Eric Lars Holmquist -Grounded Innovation: How Do We Invent The Future and How Do We Make it Useful?

Erik Lars Holmquist

I attended a lecture on Monday 19th February 2018 by Professor Eric Lars Holmquist (Professor of Innovation).

Professor Holmquist reflected on his past projects and talked about the best ways to produce useful research results. He presented the notion of “grounded innovation” as a strategy for creating new digital products.

The presentation began talking about the ‘Bubble Badge’ a concept he developed in 1998 that prototyped a wearable digital pin badge that was a digital screen. The user could control or program by an external device the information or picture they wished to display and then it could match their fashion sense or beliefs for however long they wished. Holmquist then went onto outline the ‘Drucker’s 5 principle steps of innovation’. 1) searching for opportunity 2) Analysis 3) Listen 4) Focus 5) Leadership. He talked about how the standard innovative product could take up to 20 years for a company to  take from concept to final product design and prove its viability in a market opportunity. A key example being touch screen actually invented n 1984 but only truly came into effect – reached the ‘slope of enlightenment’ by companies like Apple in the late 21st century.

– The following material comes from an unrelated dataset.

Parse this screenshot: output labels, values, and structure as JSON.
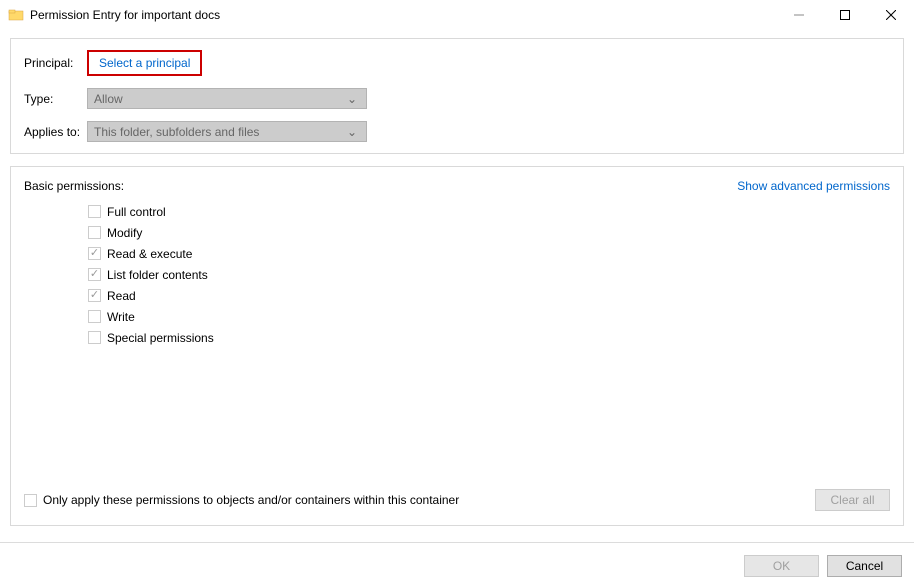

He then reverted back to his ‘Bubble Badge’ concept and how in this current day on Kickstarter a similar product is receiving large levels of funding entitled ‘Pins Collective‘ .

The learning point here is that with time and the development of technology it takes innovative minds or the appropriate business approach for a concept to be viable. Its also about the right way to market. Something being designed to appear futuristic now or consider technology in a more compact fashion that could appear far away, could soon come into possibility in the near future with the development of manufacturing technologies. It is interesting how the pin and technology inside is very similar to that of the wearable laser scan device I am designing. Although not incorporating the laser scanning tech in the pin, my monitoring device could be very similar in size, just as compact and visual in appearance.

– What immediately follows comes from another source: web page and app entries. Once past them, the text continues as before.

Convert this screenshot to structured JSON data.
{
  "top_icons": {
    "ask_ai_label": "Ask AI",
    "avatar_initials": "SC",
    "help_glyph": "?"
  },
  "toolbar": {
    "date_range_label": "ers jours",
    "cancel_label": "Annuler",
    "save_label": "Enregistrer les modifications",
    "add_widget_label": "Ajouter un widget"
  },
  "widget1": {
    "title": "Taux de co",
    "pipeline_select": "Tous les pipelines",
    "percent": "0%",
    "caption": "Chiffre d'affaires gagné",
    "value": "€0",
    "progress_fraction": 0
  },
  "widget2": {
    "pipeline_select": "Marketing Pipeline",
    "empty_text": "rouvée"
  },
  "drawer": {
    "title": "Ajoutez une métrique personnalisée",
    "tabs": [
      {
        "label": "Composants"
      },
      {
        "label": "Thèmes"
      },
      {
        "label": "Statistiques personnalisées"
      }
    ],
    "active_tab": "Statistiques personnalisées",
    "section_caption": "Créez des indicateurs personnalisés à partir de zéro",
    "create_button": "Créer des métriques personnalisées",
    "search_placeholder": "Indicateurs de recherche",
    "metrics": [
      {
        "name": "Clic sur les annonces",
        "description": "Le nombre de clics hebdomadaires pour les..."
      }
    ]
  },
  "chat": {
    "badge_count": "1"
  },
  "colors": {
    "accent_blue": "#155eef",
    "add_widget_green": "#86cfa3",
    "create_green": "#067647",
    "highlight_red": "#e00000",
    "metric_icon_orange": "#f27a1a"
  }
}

A very interesting lecture that motivates an innovative perspective for design.